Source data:
______

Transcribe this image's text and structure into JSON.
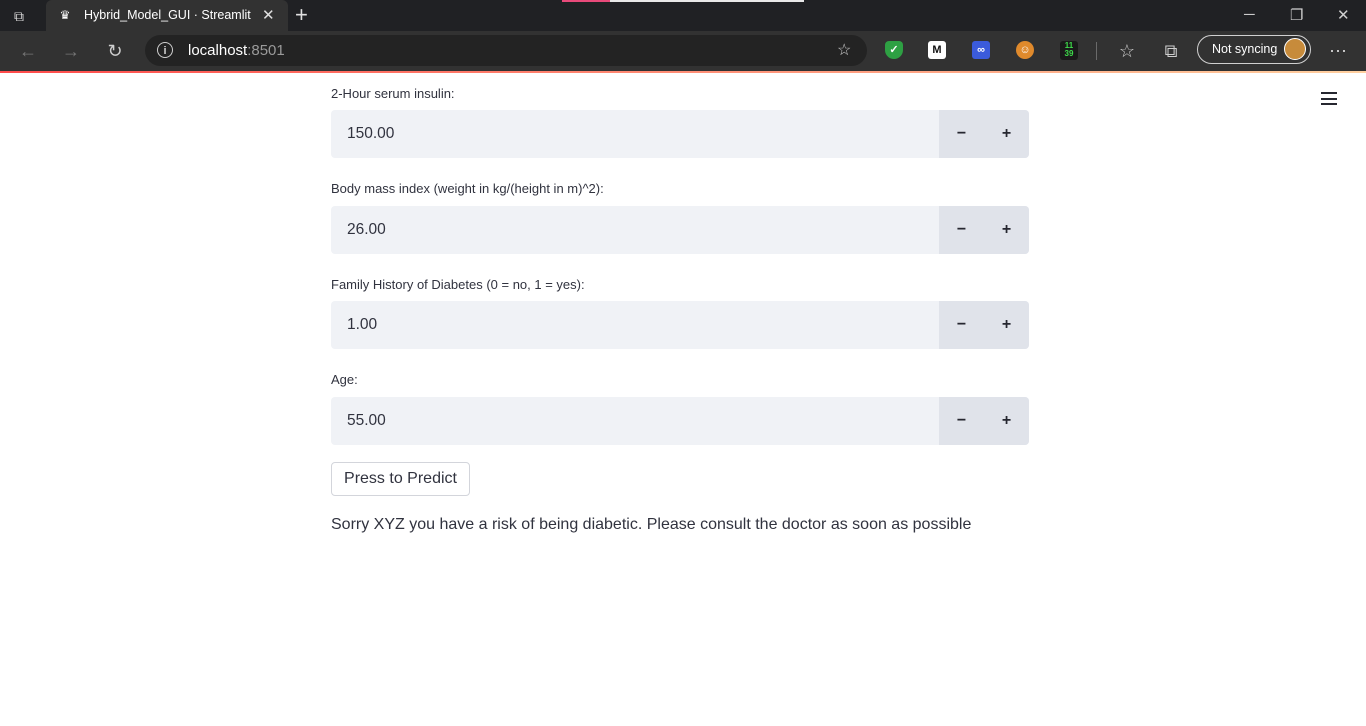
{
  "browser": {
    "tab_title": "Hybrid_Model_GUI · Streamlit",
    "url_host": "localhost",
    "url_port": ":8501",
    "sync_label": "Not syncing",
    "extension_badge": "11\n39",
    "extension_m": "M"
  },
  "form": {
    "fields": [
      {
        "label": "2-Hour serum insulin:",
        "value": "150.00"
      },
      {
        "label": "Body mass index (weight in kg/(height in m)^2):",
        "value": "26.00"
      },
      {
        "label": "Family History of Diabetes (0 = no, 1 = yes):",
        "value": "1.00"
      },
      {
        "label": "Age:",
        "value": "55.00"
      }
    ],
    "minus_symbol": "−",
    "plus_symbol": "+"
  },
  "predict_button_label": "Press to Predict",
  "result_text": "Sorry XYZ you have a risk of being diabetic. Please consult the doctor as soon as possible",
  "colors": {
    "input_bg": "#f0f2f6",
    "stepper_bg": "#e0e3ea",
    "text": "#31333f",
    "accent": "#ff4b4b"
  }
}
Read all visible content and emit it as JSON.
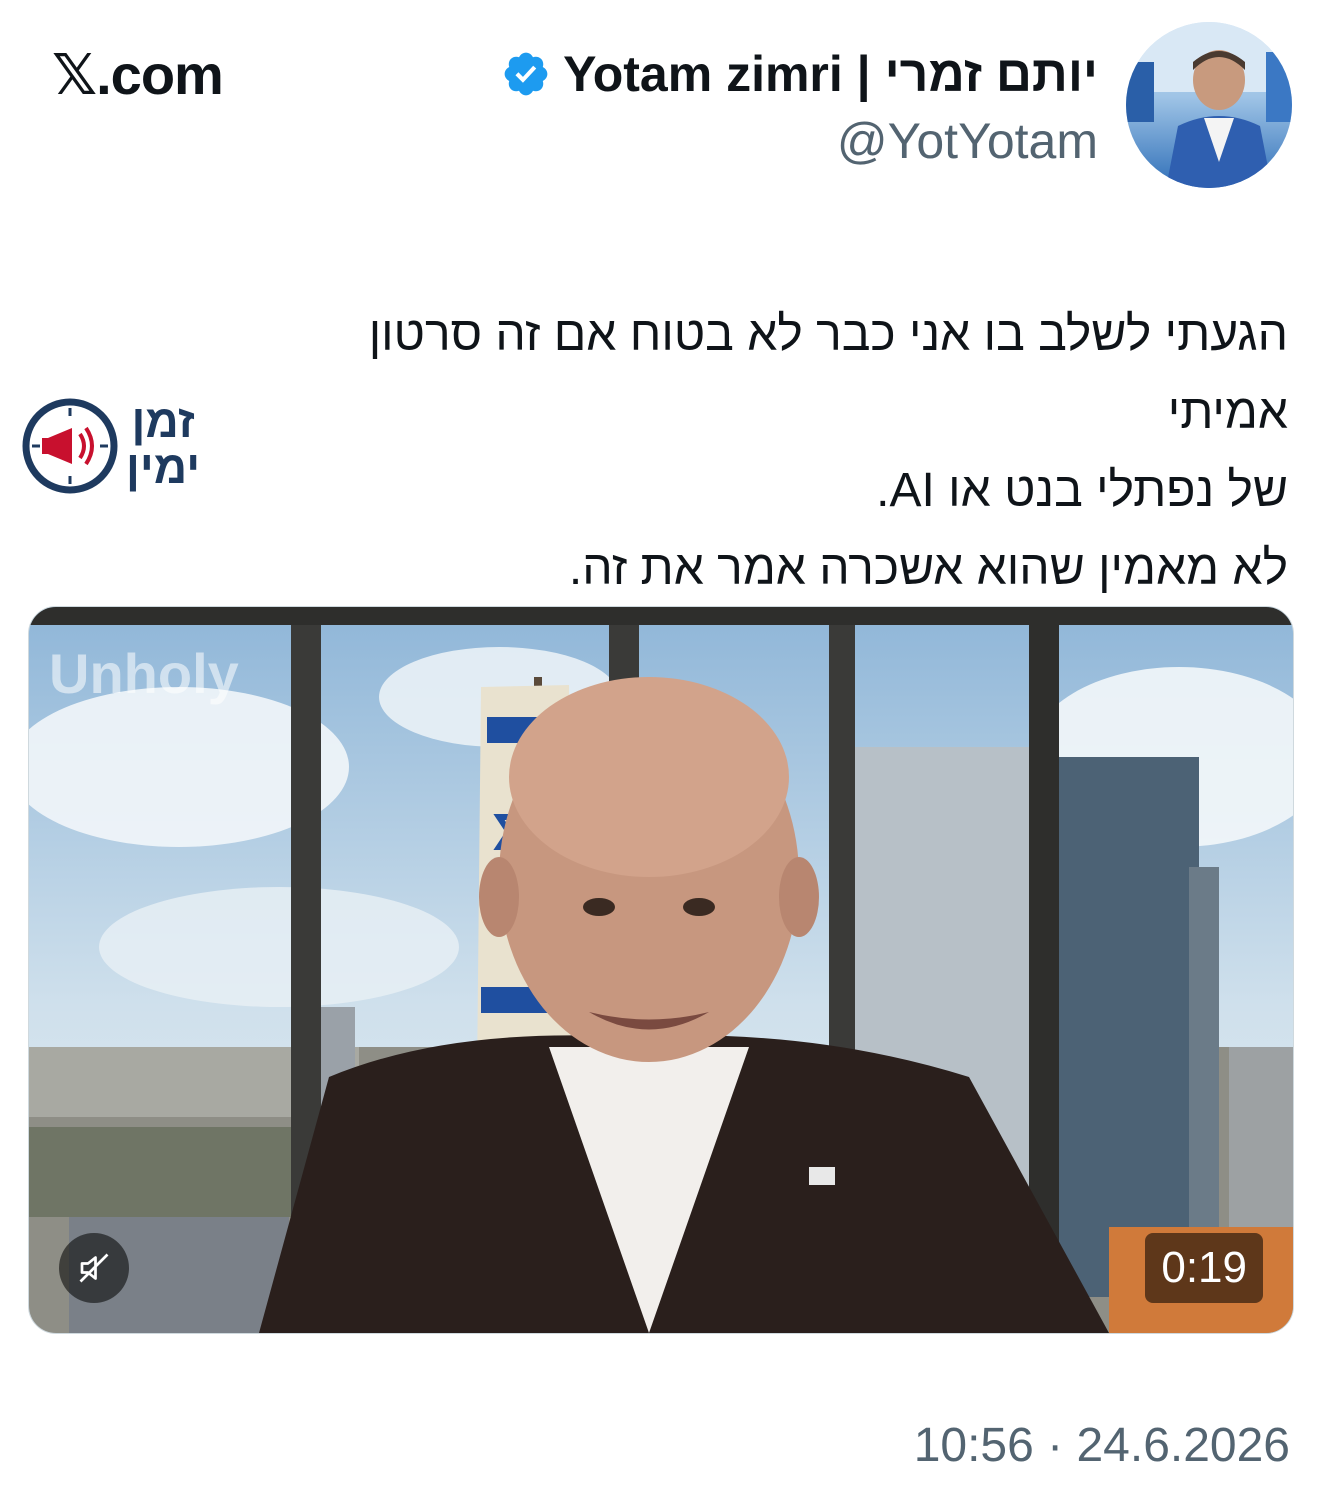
{
  "site": {
    "brand": "𝕏.com"
  },
  "author": {
    "name": "Yotam zimri | יותם זמרי",
    "handle": "@YotYotam",
    "verified": true,
    "verified_color": "#1d9bf0"
  },
  "tweet": {
    "lines": [
      "הגעתי לשלב בו אני כבר לא בטוח אם זה סרטון אמיתי",
      "של נפתלי בנט או AI.",
      "לא מאמין שהוא אשכרה אמר את זה."
    ]
  },
  "watermark": {
    "line1": "זמן",
    "line2": "ימין",
    "color": "#1e3a5f",
    "accent": "#c8102e"
  },
  "media": {
    "type": "video",
    "duration": "0:19",
    "muted": true,
    "mute_icon": "speaker-muted-icon",
    "background_sign": "Unholy"
  },
  "timestamp": "10:56 · 24.6.2026"
}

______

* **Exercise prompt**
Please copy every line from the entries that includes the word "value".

* **Solution for this exercise**
        "value": "150.00"
        "value": "26.00"
        "value": "1.00"
        "value": "55.00"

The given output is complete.